to its core-area of Trans-Oxiana by the middle of fifteenth century. In
the year 1500, Timur Lang's capital of Samarkand fell to the Uzbegs. Subsequently,
one of his descendants, Babur, having failed to recover Samarkand, invaded
India, and became the first Mughal emperor of Delhi in 1526.
Aftermath of the Conquerors
The Mongol conquests were a staggering chapter in the history of Eurasia.
The Mongols were exponents of genocide comparable in scale perhaps only
to the ancient Assyrians. But after the fourteenth century, decline had
set in, and Timur Lang's empire dealt the final blow to the central Asian
Khanates. As a result, fragmentation again ensued, the great empire falling
apart into a number of small principalities. Most historians now agree that
the Pax Mongolica was virtually ruined after the death of Kublai Khan. Finally,
Islam having survived the Mongol onslaught, slowly engulfed the Mongol menace
as we have seen above.
The Mongol Age, although it witnessed, for the first time in history, an
imperial integration of the heart of Eurasia, represented the triumph of

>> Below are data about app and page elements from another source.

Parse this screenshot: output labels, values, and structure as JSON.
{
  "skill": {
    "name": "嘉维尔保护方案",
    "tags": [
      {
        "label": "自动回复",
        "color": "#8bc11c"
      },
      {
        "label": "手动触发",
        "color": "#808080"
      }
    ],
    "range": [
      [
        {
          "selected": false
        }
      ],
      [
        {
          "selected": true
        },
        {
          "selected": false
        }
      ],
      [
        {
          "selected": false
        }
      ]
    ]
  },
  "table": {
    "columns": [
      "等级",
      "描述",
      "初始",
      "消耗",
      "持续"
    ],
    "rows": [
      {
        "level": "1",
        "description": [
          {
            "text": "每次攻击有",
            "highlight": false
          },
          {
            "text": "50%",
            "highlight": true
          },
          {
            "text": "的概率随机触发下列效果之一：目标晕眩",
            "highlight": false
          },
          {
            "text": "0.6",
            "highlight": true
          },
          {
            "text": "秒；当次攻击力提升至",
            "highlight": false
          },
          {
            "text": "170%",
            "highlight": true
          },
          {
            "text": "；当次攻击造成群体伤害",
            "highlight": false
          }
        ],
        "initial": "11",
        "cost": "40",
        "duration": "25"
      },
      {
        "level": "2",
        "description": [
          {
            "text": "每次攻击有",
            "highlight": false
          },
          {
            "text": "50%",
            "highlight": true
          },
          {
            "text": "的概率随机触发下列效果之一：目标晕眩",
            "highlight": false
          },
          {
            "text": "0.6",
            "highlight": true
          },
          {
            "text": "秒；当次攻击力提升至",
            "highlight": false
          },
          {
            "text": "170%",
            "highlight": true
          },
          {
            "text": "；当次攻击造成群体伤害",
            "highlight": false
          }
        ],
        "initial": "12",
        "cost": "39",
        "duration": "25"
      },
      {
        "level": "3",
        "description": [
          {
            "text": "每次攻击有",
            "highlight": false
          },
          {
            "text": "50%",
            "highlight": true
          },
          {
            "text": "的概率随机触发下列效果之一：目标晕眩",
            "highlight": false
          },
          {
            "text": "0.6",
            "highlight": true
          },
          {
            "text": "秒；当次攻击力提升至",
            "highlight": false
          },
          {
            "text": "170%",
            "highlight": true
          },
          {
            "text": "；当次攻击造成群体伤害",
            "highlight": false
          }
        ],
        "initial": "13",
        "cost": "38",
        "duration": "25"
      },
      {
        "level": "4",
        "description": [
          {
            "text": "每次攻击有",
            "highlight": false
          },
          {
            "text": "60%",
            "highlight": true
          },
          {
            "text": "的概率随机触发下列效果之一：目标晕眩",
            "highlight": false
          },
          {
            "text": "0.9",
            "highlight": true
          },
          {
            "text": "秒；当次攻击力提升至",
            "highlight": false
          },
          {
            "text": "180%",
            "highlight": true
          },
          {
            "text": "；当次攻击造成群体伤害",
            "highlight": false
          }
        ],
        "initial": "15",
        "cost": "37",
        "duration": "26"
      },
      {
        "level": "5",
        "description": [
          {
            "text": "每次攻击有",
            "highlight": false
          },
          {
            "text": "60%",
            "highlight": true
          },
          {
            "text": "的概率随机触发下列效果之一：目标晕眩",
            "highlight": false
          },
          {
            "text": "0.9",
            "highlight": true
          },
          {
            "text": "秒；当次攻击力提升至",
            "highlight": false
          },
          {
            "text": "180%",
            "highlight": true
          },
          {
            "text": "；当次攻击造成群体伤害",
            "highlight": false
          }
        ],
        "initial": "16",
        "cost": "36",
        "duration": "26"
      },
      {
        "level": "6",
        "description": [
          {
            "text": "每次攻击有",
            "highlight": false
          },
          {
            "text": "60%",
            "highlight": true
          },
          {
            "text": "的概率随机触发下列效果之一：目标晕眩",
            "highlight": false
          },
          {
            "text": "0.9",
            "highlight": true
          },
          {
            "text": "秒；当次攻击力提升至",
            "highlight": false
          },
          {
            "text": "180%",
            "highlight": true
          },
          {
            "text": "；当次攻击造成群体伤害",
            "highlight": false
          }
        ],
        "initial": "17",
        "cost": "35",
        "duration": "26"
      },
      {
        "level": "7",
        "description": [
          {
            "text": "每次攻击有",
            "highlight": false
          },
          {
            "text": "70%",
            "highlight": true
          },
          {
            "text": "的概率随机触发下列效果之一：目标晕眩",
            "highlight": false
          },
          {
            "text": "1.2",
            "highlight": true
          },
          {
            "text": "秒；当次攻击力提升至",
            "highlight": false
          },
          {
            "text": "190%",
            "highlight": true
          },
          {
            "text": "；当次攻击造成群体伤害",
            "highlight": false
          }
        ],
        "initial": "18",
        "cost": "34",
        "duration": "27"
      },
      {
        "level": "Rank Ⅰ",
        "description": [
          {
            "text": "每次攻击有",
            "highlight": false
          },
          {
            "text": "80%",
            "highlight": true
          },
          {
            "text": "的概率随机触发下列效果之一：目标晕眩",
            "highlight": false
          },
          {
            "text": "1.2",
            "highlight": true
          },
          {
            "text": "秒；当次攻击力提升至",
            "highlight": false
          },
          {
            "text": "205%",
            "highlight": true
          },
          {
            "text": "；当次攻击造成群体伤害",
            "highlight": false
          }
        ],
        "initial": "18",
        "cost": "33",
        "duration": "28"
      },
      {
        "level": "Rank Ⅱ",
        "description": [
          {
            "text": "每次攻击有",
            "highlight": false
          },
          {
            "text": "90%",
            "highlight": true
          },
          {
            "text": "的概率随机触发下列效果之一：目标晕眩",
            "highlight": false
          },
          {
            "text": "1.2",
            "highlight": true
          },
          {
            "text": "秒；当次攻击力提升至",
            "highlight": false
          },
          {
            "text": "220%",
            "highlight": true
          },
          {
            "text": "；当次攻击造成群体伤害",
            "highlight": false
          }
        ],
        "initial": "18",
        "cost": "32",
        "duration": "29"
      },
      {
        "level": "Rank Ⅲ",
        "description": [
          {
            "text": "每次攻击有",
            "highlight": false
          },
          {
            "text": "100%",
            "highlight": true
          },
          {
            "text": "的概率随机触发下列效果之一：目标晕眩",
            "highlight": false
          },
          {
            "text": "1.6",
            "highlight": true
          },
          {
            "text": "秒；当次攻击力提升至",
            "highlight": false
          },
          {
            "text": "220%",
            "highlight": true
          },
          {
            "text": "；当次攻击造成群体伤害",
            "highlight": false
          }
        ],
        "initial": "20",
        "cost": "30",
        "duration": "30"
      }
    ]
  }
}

nomadic barbarism over civilized societies. Nevertheless, it witnessed a
great mingling of cultures--Chinese, Persian, Turkish, and Christian. Assimilation
with and acculturation to the subjugated societies changed the Mongols,
especially in China and Persia. In Central and West Asia, where they developed
deeper roots, they actually lingered longer as masters. Yet ultimately,
these original nomads who brought about the Eurasian integration (and whose
significance in world history is discussed at the beginning of this lesson),
were themselves absorbed and controlled in central Asia by the Russians
and the Chinese, in Iran by the Persians, and in West Asia by the Russians
and the Turks.
Saunders, John J. The History of the Mongol Conquests, 1971